Because serpents are often associated with wisdom and cunning you might consider celebrating National Serpent Day. You could spend this day reflecting on your key life experiences, and then deciding which lessons you can learn from them.
Isn’t it important to learn from your mistakes? The importance of serpents in medical care has been attributed to them. So, sit down with your family to go over basic first aid. For example, what to do if you are stung by bees, how to treat burns, and how to properly bandage a wound. This kind of knowledge is invaluable, especially for teenagers and children who are often at risk.

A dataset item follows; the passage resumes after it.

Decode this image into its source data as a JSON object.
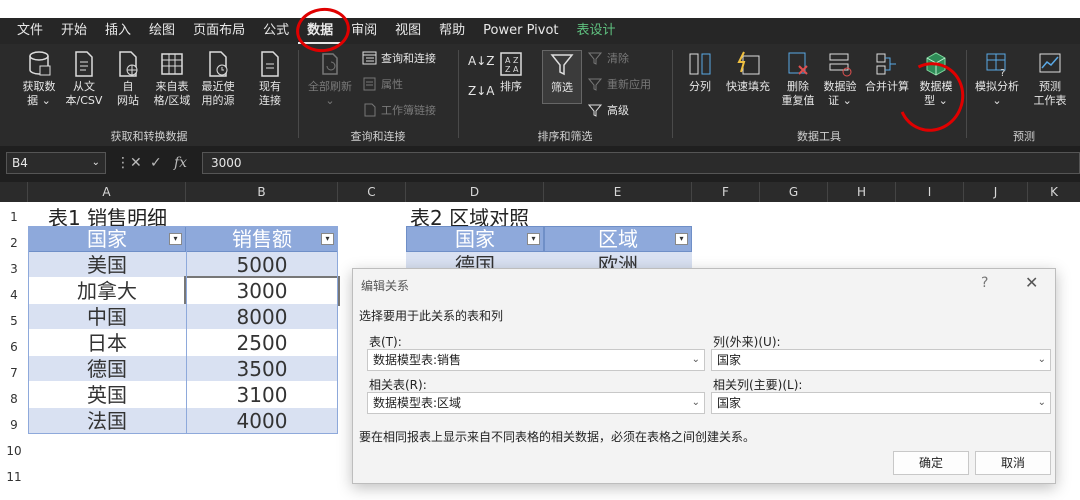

It is also possible to spend time studying the symbolism associated with the serpent. It is fascinating to read about the serpent’s role in mythology and religions, from Christianity to African mythology. The serpent is one of the oldest and most widely used mythological symbols. You could spend hours studying it. Many snakes are dual expressions of good and evil, and have been associated with some of the oldest rituals of humanity.
To give you an idea of how the serpent is used in mythologies and religions, we’ll provide a brief overview. Let’s begin with Native American mythology. Native American tribes refer to the rattlesnake in Native America mythology as a grandfather and king of snakes. He is capable of causing tempest and fair winds. Jewish mythology tells us that Eve was lured into the Garden of Eden by a serpent with the promise of becoming like God.
There are many other examples of serpents in Greek mythology. Most of you will be familiar with Medusa, a vicious female monster whose hair was made of poisonous, living serpents. Typhon, another evil figure, has serpents from his body. However, in this instance, they are from his legs. Typhon is considered to be the enemy of the Olympian gods. The Minoan Snake Goddess was also known, and she had a serpent that she held in both her hands. This was not meant to evoke her role of Mistress of Animals but rather a sign of her ability to draw wisdom from the source.
There are many references to serpents in Nordic mythology and Nagas, Christianity. United Arab Emirates culture. Ancient Iran mythology. Spend some time reading about this topic on National Serpent Day. It is fascinating to read about all the ways this animal was viewed.
A day should be dedicated to the Serpents. They deserve it.